It validates timeline proposed by archaeologists and Muziris links with Roman trade

Science validates history at Pattanam, located 25 km north of Kochi and identified as Muziris, lost port town frequented by Roman traders. Nuclear physicists have confirmed what archaeologists had proposed: the 3,000 year timeline of this village and its trade connections with Rome. Doubts, if any, about the antiquity of Pattanam appear settled.

Molecular biologists too are at work in Pattanam. Their DNA analysis of excavated human remains would answer questions about the origins of Pattanam inhabitants. Did Dravidians, Europeans and Africans live in this village near the Kerala coast?

Archaeologists of the Kerala Council for Historical Research (KCHR), over the last seven years, had unearthed thousands of artefacts in Pattanam.

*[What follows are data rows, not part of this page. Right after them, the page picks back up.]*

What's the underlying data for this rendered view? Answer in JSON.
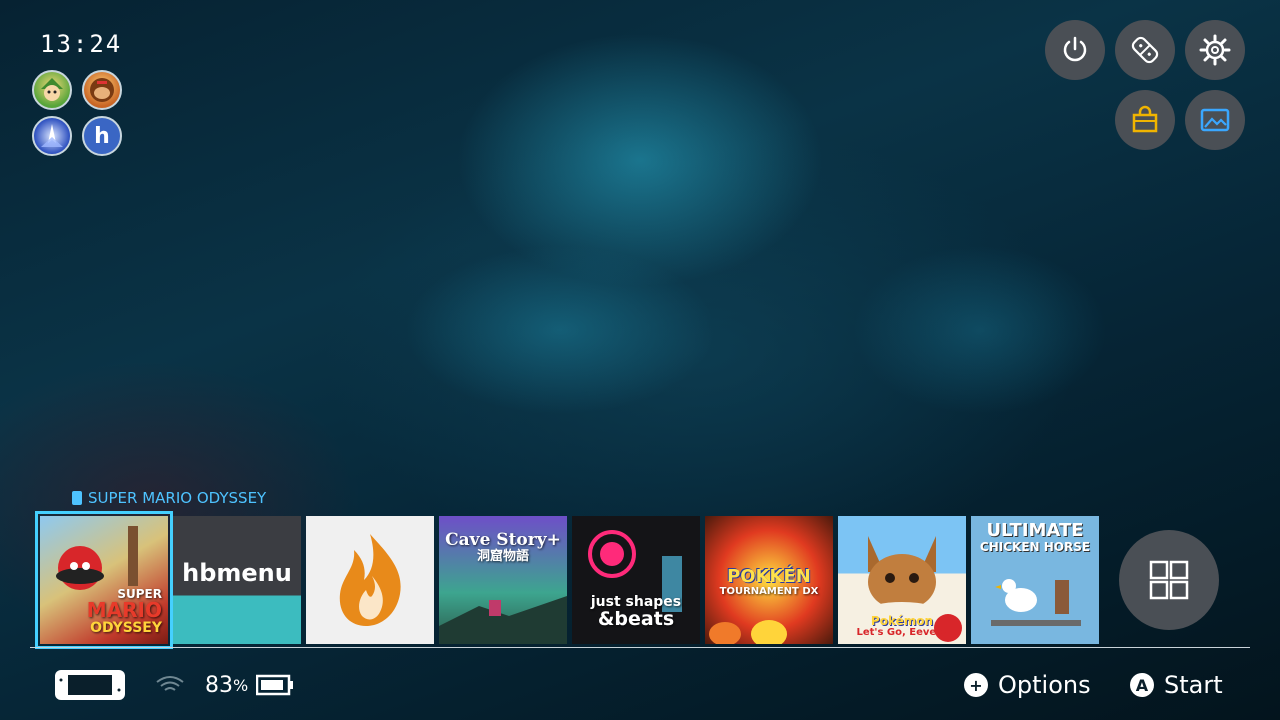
{
  "status": {
    "time": "13:24",
    "battery_percent": "83",
    "battery_unit": "%"
  },
  "users": [
    {
      "name": "user-link",
      "initial": ""
    },
    {
      "name": "user-dk",
      "initial": ""
    },
    {
      "name": "user-starfox",
      "initial": ""
    },
    {
      "name": "user-homebrew",
      "initial": "h"
    }
  ],
  "top_buttons": [
    "power-icon",
    "controller-icon",
    "settings-icon",
    "shop-icon",
    "album-icon"
  ],
  "selected_title": "SUPER MARIO ODYSSEY",
  "tiles": [
    {
      "id": "super-mario-odyssey",
      "line1": "SUPER",
      "line2": "MARIO",
      "line3": "ODYSSEY"
    },
    {
      "id": "hbmenu",
      "label": "hbmenu"
    },
    {
      "id": "flame-app"
    },
    {
      "id": "cave-story",
      "line1": "Cave Story+",
      "line2": "洞窟物語"
    },
    {
      "id": "just-shapes-beats",
      "line1": "just shapes",
      "line2": "&beats"
    },
    {
      "id": "pokken-dx",
      "line1": "POKKÉN",
      "line2": "TOURNAMENT DX"
    },
    {
      "id": "pokemon-eevee",
      "line1": "Pokémon",
      "line2": "Let's Go, Eevee!"
    },
    {
      "id": "ultimate-chicken-horse",
      "line1": "ULTIMATE",
      "line2": "CHICKEN HORSE"
    }
  ],
  "hints": {
    "options_symbol": "+",
    "options_label": "Options",
    "start_symbol": "A",
    "start_label": "Start"
  },
  "colors": {
    "accent": "#45d0ff",
    "shop": "#f0b400",
    "album": "#3aa7ff"
  }
}
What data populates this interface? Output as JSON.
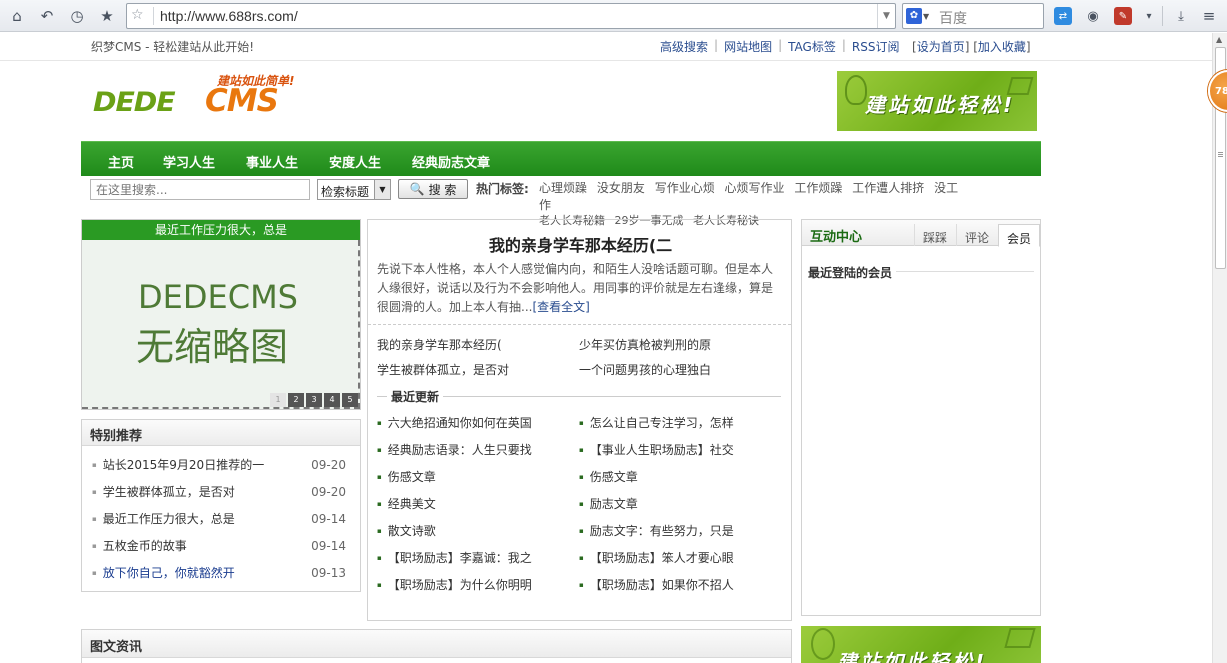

Based on a careful analysis of the material evidence and a close study of the stratigraphy (layers of deposits), experts had suggested that Pattanam was inhabited from Iron Age (10th Century BCE to 5th century BCE) and Roman trade peaked between 1st century BCE and 4th century CE.

However, the KCHR did not undertake a comprehensive carbon dating of the objects so far. This had raised questions about the accuracy of proposed chronology. Suggestions about the multicultural setting of the lost city also needed supportive evidence.

Last year, the KCHR decided to corroborate their findings. They sought the help of G.V. Ravi Prasad of the Center for Applied Isotope Studies (CAIS), University of Georgia, U.S. The CAIS, using Accelerator Mass Spectrometry, analysed 13 organic samples that included bone fragments, charcoal bits and frankincense taken from different layers of two trenches.

The results validated Pattanam’s timeline and its links with Romans.

A sample of frankincense, probably brought from Saudi Arabia and found at 4.2 metre depth, is among the oldest objects. This, as carbon analysis reveals, is datable to 356 to 196 BCE and predates the Roman phase.

A piece of charcoal, found along with carnelian stone beads, gold filament and amphora shreds, at 3 metre depth is dated to 111 to 40 BCE when trade with Roman empire was active in Pattanam.

The only note of discordance between carbon and archaeological dating is regarding the layers containing bone fragments. The carbon analysis has found the bone fragments older than what archaeologists think.

Dr. Prasad, in a brief note provided by the KCHR, explained that this difference, which is about 300 years, could be due to the nature of the sample material.

“The carbon isotopic composition of a bone can be different after burning due to exchange with the fuel used for burning,” he said.


Niraj Rai, molecular biologist with the Centre for Cellular and Molecular Biology (CCMB), Hyderabad, is studying the skeletal remains excavated in Pattanam.

“The morphological features of the remains suggest that they are of human origin,” he said. The samples, about 13 of them, would be tested at the advanced DNA laboratory dealing with ancient human skeletal materials in the CCMB.

“DNA would be extracted from the samples and the mitochondrial DNA would be sequenced and matched with both published and unpublished DNA data base of modern human beings throughout the world,” Mr. Rai said.

“Depending on the mitochondrial sequences and their match, we can ascertain whether the human remains are that of Romans or Dravidians or Africans.” The results of this analysis would be known in a couple of weeks.

P.J. Cherian, Director, Pattanam Excavations, said “this exercise, which corroborates the chronological assumptions derived from the excavation data, reiterates the importance of archaeo-science and need to invest more in this field. We expect the Archaeological Survey of India and Oxford University to directly participate in the excavations in future.’